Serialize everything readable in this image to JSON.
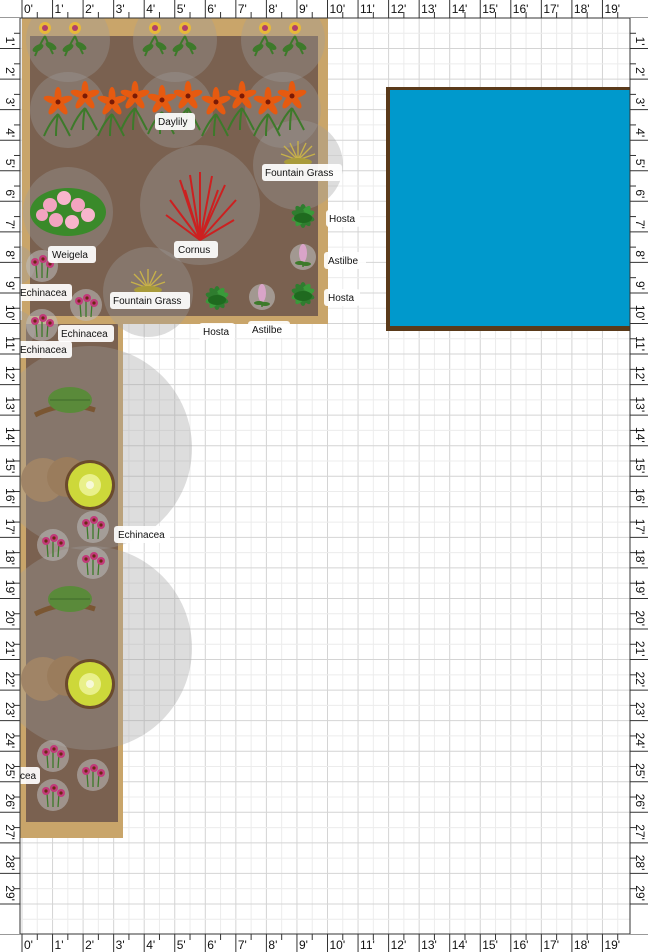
{
  "colors": {
    "grid_minor": "#e6e6e6",
    "grid_major": "#cfcfcf",
    "bed_frame": "#c9a56a",
    "bed_soil": "#7a6150",
    "pond_water": "#0099cc",
    "pond_border": "#5a3a1a",
    "spread_circle": "#9e9e9e"
  },
  "ruler": {
    "top": [
      "0'",
      "1'",
      "2'",
      "3'",
      "4'",
      "5'",
      "6'",
      "7'",
      "8'",
      "9'",
      "10'",
      "11'",
      "12'",
      "13'",
      "14'",
      "15'",
      "16'",
      "17'",
      "18'",
      "19'"
    ],
    "bottom": [
      "0'",
      "1'",
      "2'",
      "3'",
      "4'",
      "5'",
      "6'",
      "7'",
      "8'",
      "9'",
      "10'",
      "11'",
      "12'",
      "13'",
      "14'",
      "15'",
      "16'",
      "17'",
      "18'",
      "19'"
    ],
    "left": [
      "1'",
      "2'",
      "3'",
      "4'",
      "5'",
      "6'",
      "7'",
      "8'",
      "9'",
      "10'",
      "11'",
      "12'",
      "13'",
      "14'",
      "15'",
      "16'",
      "17'",
      "18'",
      "19'",
      "20'",
      "21'",
      "22'",
      "23'",
      "24'",
      "25'",
      "26'",
      "27'",
      "28'",
      "29'"
    ],
    "right": [
      "1'",
      "2'",
      "3'",
      "4'",
      "5'",
      "6'",
      "7'",
      "8'",
      "9'",
      "10'",
      "11'",
      "12'",
      "13'",
      "14'",
      "15'",
      "16'",
      "17'",
      "18'",
      "19'",
      "20'",
      "21'",
      "22'",
      "23'",
      "24'",
      "25'",
      "26'",
      "27'",
      "28'",
      "29'"
    ]
  },
  "labels": {
    "daylily": "Daylily",
    "fountain_grass_1": "Fountain Grass",
    "hosta_1": "Hosta",
    "weigela": "Weigela",
    "cornus": "Cornus",
    "astilbe_1": "Astilbe",
    "echinacea_1": "Echinacea",
    "fountain_grass_2": "Fountain Grass",
    "hosta_2": "Hosta",
    "echinacea_2": "Echinacea",
    "hosta_3": "Hosta",
    "astilbe_2": "Astilbe",
    "echinacea_3": "Echinacea",
    "echinacea_4": "Echinacea",
    "echinacea_5": "cea"
  },
  "icons": {
    "daylily": "daylily-icon",
    "fountain_grass": "fountain-grass-icon",
    "hosta": "hosta-icon",
    "weigela": "weigela-icon",
    "cornus": "cornus-icon",
    "astilbe": "astilbe-icon",
    "echinacea": "echinacea-icon",
    "kiwi": "kiwi-icon"
  }
}
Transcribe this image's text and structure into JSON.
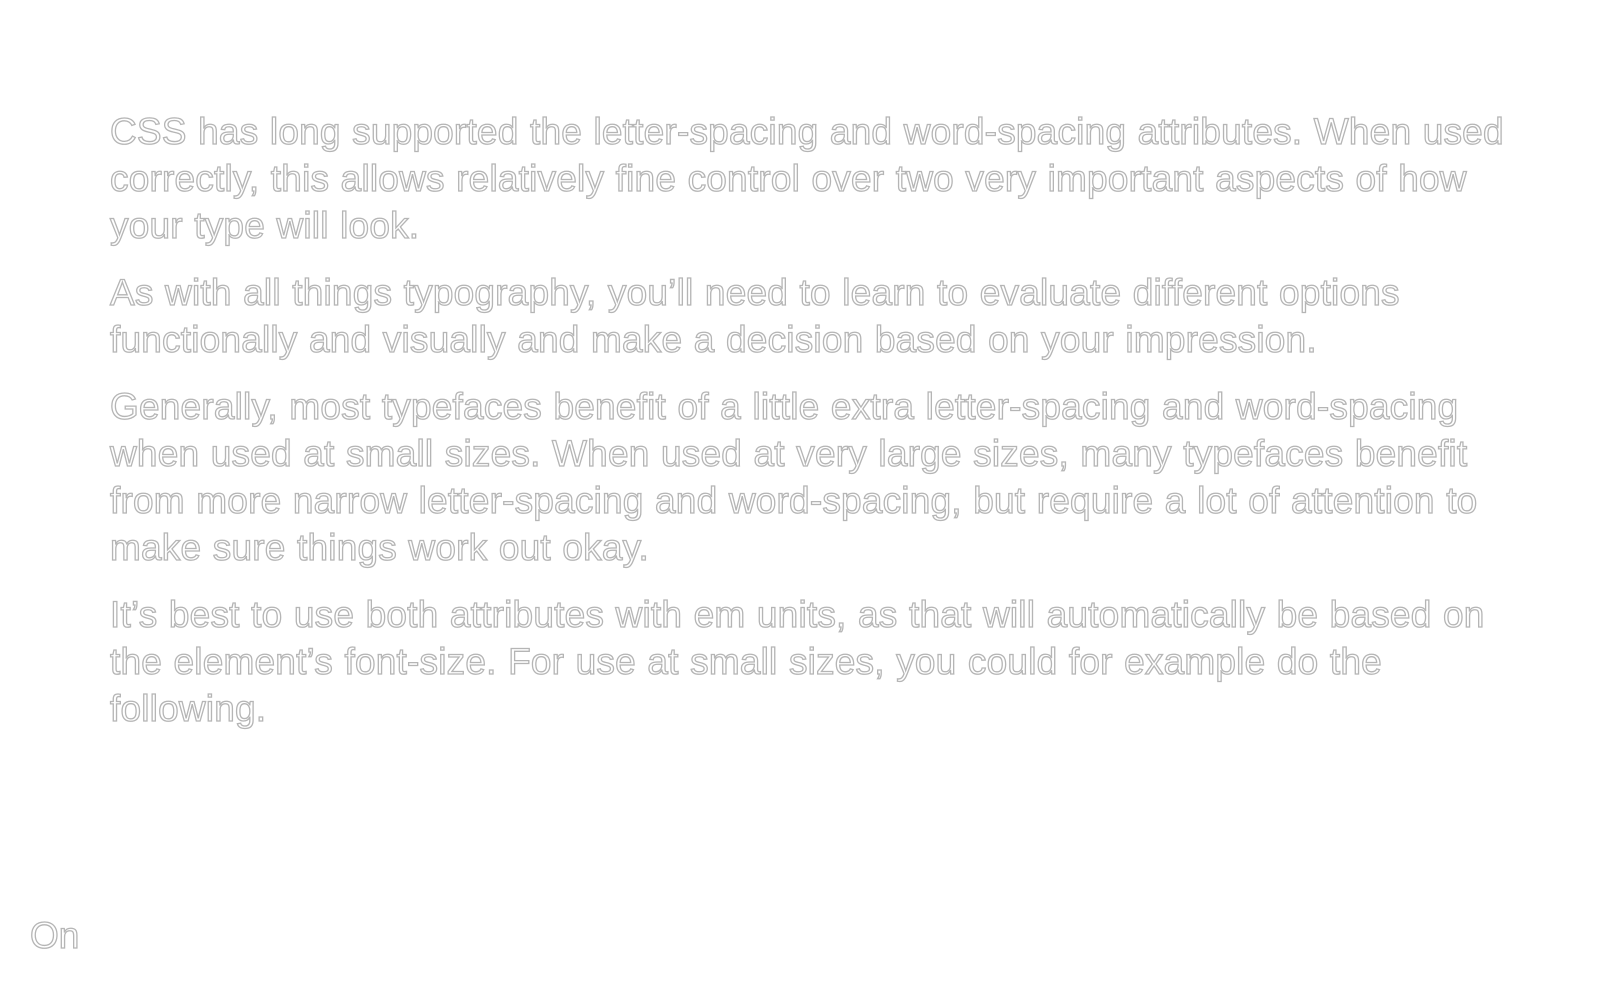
{
  "article": {
    "paragraphs": [
      "CSS has long supported the letter-spacing and word-spacing attributes. When used correctly, this allows relatively fine control over two very important aspects of how your type will look.",
      "As with all things typography, you’ll need to learn to evaluate different options functionally and visually and make a decision based on your impression.",
      "Generally, most typefaces benefit of a little extra letter-spacing and word-spacing when used at small sizes. When used at very large sizes, many typefaces benefit from more narrow letter-spacing and word-spacing, but require a lot of attention to make sure things work out okay.",
      "It’s best to use both attributes with em units, as that will automatically be based on the element’s font-size. For use at small sizes, you could for example do the following."
    ]
  },
  "toggle": {
    "label": "On"
  },
  "colors": {
    "background": "#ffffff",
    "text_outline": "#b5b5b5"
  }
}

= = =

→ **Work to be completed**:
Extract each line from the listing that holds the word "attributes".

→ **Answer section**:
      "CSS has long supported the letter-spacing and word-spacing attributes. When used correctly, this allows relatively fine control over two very important aspects of how your type will look.",
      "It’s best to use both attributes with em units, as that will automatically be based on the element’s font-size. For use at small sizes, you could for example do the following."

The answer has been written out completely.